backup og meta

Here's What You Need To Know About Surrogate Pregnancy

Medically reviewed by Regina Victoria Boyles, MD · Pediatrics

Written by Fiel Tugade · Updated May 25, 2023

    Here's What You Need To Know About Surrogate Pregnancy

    Some couples with fertility challenges may lose hope when it comes to growing their family. But there are different ways in which they can still do so without having to trouble themselves with conceiving one of their own. One of which is through surrogate pregnancy. This article discusses this process to better help couples decide if this is the path to parenthood that’s right for them.

    Understanding Surrogate Pregnancy

    This type of pregnancy occurs when a woman carries and gives birth to a child for another person or couple who is incapable of having their own children. 

    The woman who carries the child inside her womb is called a surrogate.  As a surrogate mother, she conceives through in vitro fertilization (IVF). 

    In a surrogate pregnancy, doctors or surrogacy specialists establish the embryo by fertilizing eggs externally from the intended parents. It can either be an egg donor with sperm from the father or a different sperm donor. But usually, the intended father is the one who provides the semen sample.

    This legal and internal arrangement between them may also be referred to as a gestational carrier or gestational surrogate. 

    What Are the Reasons for Surrogate Pregnancy?

    The most common reason why couples consider this type of pregnancy is their infertility. Other reasons for this includes one or more of the following factors:

    • The intended mother is unable to carry a pregnancy due to a previous surgical procedure called hysterectomy. It results in missing part/s of her uterus. 
    • A missing uterus or uterine malformations from birth.
    • Medical conditions may bring harm to the mother herself and to the conception and delivery of the baby.
    • A repeated unexplained IVF implantation failure. 
    • Past pregnancy or other birth complications may put the mother or the child’s life at risk. 
    • Same-sex couples who wish to have a child of their own. Some couples use their own sperm for it. 
    • A single man who wants to have a child through the use of his own sperm. Or, when a woman dies with frozen embryos in a freezer, the male partner would want to use the embryos to have a child with her.

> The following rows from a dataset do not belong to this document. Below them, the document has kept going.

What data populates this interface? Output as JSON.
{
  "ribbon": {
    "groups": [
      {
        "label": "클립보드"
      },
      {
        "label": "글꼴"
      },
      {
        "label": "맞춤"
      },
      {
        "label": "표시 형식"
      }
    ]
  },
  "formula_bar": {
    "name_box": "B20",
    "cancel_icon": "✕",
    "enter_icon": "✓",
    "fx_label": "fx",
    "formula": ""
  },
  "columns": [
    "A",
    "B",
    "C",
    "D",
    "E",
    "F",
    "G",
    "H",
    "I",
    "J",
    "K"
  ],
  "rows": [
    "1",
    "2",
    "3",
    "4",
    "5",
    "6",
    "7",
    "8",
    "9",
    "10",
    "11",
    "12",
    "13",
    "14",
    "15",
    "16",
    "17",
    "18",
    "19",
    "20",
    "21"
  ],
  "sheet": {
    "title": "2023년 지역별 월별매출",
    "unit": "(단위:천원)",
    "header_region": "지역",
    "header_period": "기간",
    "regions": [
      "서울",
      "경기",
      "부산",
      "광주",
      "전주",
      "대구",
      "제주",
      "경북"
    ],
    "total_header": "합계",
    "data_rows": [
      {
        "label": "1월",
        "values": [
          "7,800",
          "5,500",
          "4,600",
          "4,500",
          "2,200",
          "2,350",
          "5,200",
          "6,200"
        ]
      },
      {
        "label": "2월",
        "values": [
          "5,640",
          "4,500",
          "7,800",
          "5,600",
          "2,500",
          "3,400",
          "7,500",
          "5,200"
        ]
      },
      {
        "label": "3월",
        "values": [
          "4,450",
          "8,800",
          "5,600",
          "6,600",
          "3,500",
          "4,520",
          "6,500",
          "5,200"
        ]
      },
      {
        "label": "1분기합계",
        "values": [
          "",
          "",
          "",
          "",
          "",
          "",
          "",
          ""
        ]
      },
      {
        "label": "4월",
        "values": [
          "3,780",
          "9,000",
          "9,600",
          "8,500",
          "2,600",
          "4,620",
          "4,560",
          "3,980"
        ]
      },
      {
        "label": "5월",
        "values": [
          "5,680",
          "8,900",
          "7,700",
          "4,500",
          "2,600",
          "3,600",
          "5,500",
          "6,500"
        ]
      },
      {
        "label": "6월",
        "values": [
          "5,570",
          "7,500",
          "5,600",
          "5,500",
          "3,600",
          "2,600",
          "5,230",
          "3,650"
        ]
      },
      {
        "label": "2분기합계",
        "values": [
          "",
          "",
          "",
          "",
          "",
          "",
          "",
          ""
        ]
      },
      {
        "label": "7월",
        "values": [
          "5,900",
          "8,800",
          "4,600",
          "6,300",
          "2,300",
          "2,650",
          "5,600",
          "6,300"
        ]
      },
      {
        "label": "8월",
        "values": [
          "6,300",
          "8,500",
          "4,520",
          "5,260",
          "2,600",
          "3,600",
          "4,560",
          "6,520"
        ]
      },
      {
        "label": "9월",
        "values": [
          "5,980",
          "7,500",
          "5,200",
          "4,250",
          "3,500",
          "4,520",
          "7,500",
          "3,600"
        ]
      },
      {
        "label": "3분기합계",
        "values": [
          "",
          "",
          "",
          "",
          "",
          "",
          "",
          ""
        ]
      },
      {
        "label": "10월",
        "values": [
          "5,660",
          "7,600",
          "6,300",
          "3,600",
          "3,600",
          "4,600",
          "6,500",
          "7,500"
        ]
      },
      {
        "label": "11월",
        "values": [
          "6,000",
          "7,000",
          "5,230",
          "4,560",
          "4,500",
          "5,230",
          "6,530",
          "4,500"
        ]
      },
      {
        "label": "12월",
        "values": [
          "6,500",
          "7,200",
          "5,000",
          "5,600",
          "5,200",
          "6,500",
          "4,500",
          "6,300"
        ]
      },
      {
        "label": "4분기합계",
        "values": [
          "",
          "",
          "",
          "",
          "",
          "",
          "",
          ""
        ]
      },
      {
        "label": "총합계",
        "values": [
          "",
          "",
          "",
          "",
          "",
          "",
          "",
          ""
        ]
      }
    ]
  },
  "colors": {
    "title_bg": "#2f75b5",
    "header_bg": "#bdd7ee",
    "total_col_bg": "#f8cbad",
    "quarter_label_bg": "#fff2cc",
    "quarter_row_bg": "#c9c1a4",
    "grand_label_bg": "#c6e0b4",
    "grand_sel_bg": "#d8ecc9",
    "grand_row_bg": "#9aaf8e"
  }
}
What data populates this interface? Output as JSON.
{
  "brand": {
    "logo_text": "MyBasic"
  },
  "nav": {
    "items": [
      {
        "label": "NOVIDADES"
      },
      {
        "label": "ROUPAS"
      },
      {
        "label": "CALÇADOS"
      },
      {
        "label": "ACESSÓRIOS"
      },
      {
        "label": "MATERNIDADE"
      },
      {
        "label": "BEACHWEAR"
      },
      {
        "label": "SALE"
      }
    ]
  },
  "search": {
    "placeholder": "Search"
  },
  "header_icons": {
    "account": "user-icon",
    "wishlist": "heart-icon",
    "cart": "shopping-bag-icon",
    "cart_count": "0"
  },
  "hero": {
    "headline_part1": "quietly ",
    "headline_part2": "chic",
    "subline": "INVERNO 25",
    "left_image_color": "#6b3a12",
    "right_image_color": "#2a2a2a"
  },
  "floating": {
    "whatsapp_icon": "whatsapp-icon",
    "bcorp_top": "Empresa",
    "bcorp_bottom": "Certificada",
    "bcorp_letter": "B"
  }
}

    Who Can Possibly Be a Surrogate?

    The ideal surrogate or gestational carrier should be a healthy woman in her prime years of giving birth (21-45). She should be able to hold the baby for 9 long months in her body to be able to deliver it well afterward. 

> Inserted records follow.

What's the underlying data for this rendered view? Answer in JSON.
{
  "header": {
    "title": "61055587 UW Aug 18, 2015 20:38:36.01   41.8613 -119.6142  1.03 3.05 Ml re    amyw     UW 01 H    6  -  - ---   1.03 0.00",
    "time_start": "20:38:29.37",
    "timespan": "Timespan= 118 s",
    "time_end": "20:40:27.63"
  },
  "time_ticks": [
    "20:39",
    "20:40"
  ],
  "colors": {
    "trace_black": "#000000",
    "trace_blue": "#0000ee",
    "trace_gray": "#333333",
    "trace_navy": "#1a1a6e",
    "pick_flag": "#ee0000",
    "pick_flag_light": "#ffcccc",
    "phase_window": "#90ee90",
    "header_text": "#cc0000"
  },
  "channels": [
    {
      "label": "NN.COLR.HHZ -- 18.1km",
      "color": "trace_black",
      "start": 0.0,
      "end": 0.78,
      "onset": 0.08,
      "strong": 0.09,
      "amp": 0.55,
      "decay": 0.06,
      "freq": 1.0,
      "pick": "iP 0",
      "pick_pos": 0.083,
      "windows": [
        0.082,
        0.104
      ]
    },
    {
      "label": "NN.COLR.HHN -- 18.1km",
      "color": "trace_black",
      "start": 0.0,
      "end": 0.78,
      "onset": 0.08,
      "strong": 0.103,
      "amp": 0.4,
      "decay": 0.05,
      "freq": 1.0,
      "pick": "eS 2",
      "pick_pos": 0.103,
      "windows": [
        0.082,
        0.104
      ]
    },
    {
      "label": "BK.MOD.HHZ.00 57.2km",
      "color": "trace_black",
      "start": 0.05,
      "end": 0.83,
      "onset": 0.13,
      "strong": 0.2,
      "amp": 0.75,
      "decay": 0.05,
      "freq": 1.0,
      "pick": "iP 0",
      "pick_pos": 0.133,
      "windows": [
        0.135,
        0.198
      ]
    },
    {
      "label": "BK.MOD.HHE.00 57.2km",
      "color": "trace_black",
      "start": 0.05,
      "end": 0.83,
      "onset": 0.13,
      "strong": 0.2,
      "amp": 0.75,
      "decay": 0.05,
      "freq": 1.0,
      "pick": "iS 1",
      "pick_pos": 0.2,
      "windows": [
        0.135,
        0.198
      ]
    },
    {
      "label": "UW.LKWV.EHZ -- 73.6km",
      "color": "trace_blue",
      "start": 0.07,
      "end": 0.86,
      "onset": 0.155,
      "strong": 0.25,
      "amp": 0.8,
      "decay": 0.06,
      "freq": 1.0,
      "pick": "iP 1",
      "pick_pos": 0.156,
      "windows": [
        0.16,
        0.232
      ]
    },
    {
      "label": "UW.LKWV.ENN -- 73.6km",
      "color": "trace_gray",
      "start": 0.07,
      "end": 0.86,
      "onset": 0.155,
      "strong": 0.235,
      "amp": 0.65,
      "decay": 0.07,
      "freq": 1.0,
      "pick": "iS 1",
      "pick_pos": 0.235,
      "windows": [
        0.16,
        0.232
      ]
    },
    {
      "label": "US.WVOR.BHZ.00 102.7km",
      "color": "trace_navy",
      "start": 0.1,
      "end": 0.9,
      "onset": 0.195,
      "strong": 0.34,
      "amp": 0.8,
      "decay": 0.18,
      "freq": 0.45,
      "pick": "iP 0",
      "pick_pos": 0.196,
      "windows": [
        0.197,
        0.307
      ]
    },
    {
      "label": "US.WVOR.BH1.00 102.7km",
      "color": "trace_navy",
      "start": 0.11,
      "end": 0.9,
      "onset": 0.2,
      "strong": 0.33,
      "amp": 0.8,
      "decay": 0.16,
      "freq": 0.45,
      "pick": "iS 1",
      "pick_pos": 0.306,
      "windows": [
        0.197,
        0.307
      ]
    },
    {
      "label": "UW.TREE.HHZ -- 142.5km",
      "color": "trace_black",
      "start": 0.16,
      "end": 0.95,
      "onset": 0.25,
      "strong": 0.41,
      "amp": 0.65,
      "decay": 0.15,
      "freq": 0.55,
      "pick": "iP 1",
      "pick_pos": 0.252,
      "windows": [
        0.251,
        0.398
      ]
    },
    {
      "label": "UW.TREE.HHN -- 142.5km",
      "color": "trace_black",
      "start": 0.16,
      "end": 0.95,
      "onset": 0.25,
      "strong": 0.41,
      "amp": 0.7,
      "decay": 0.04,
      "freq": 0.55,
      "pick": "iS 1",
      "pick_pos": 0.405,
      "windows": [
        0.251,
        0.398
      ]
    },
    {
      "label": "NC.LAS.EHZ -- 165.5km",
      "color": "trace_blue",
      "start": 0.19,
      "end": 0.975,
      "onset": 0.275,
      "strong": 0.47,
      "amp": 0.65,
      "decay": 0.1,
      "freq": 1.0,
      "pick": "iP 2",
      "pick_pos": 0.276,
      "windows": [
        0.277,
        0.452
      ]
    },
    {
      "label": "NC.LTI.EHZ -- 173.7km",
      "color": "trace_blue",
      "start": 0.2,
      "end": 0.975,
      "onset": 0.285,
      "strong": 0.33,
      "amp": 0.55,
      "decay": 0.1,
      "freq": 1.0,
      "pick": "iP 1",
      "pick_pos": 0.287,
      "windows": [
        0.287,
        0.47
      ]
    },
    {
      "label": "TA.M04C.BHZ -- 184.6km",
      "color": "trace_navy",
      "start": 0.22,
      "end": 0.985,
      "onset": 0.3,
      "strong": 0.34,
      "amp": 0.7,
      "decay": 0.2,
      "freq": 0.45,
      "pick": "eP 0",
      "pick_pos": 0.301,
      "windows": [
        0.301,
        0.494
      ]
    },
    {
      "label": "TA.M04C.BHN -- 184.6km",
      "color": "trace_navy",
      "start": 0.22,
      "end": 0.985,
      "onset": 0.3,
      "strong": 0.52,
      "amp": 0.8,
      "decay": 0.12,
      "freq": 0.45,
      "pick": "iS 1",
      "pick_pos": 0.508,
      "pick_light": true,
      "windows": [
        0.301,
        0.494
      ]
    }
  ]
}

    It is also a good consideration that the surrogate mother also has a good support system and living situation to be able to handle the pregnancy. Moreover, she should not have more than five normal deliveries or two cesarean ones

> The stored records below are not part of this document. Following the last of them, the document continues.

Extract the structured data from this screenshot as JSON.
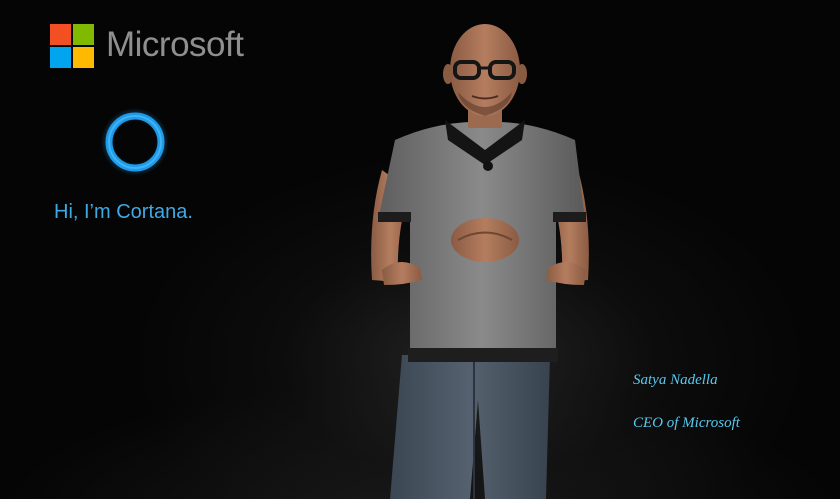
{
  "brand": {
    "wordmark": "Microsoft",
    "logo_colors": [
      "#f25022",
      "#7fba00",
      "#00a4ef",
      "#ffb900"
    ],
    "wordmark_color": "#8f8f8f"
  },
  "cortana": {
    "greeting": "Hi, I’m Cortana.",
    "ring_icon": "cortana-ring-icon",
    "accent": "#3fa9e4"
  },
  "photo": {
    "subject": "person-standing",
    "shirt_color": "#7a7a7a",
    "jeans_color": "#4c5866"
  },
  "caption": {
    "name": "Satya Nadella",
    "title": "CEO of Microsoft",
    "color": "#58c9ee"
  }
}
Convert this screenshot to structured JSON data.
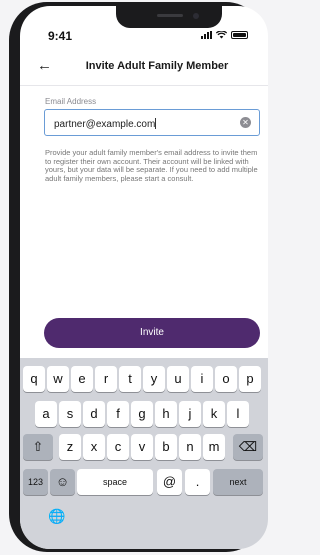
{
  "status_bar": {
    "time": "9:41"
  },
  "nav": {
    "back_icon": "←",
    "title": "Invite Adult Family Member"
  },
  "form": {
    "email_label": "Email Address",
    "email_value": "partner@example.com",
    "clear_icon": "✕",
    "helper_text": "Provide your adult family member's email address to invite them to register their own account. Their account will be linked with yours, but your data will be separate. If you need to add multiple adult family members, please start a consult."
  },
  "invite_button": {
    "label": "Invite"
  },
  "keyboard": {
    "row1": [
      "q",
      "w",
      "e",
      "r",
      "t",
      "y",
      "u",
      "i",
      "o",
      "p"
    ],
    "row2": [
      "a",
      "s",
      "d",
      "f",
      "g",
      "h",
      "j",
      "k",
      "l"
    ],
    "row3": [
      "z",
      "x",
      "c",
      "v",
      "b",
      "n",
      "m"
    ],
    "shift_icon": "⇧",
    "backspace_icon": "⌫",
    "numbers_label": "123",
    "emoji_icon": "☺",
    "space_label": "space",
    "at_label": "@",
    "dot_label": ".",
    "next_label": "next",
    "globe_icon": "🌐"
  }
}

    You can either find a surrogate mother that you know or you do not know. It is important to discuss these things with your partner before proceeding with anything involving the matter. 

    Do You Compensate Your Surrogate?

    In general terms, the surrogate mother is often compensated for the time, effort, physical stress or difficulty, and even the emotional capacity to undergo the birthing process from start to finish.

    However, there are those who do not expect anything in return. Thus, such concerns and conditions should be agreed upon before any treatment takes place. 

    Both parties should sign a binding contract to make things legal and valid. 

    Key Takeaways

    Surrogate pregnancy is a great fertility option for couples who want to grow their family, but may have a difficult time conceiving. However, you should take everything about the process into consideration. It requires more than time, money, and effort from both parties. The persons involved in this agreement should have a strong emotional and financial capacity to go through this life-changing event in their lives. 

    Learn more about Pregnancy here.


    Hello Health Group does not provide medical advice, diagnosis or treatment.

    Medically reviewed by

    Regina Victoria Boyles, MD


    Written by Fiel Tugade · Updated May 25, 2023

    advertisement iconadvertisement

    Was this article helpful?

    advertisement iconadvertisement
    advertisement iconadvertisement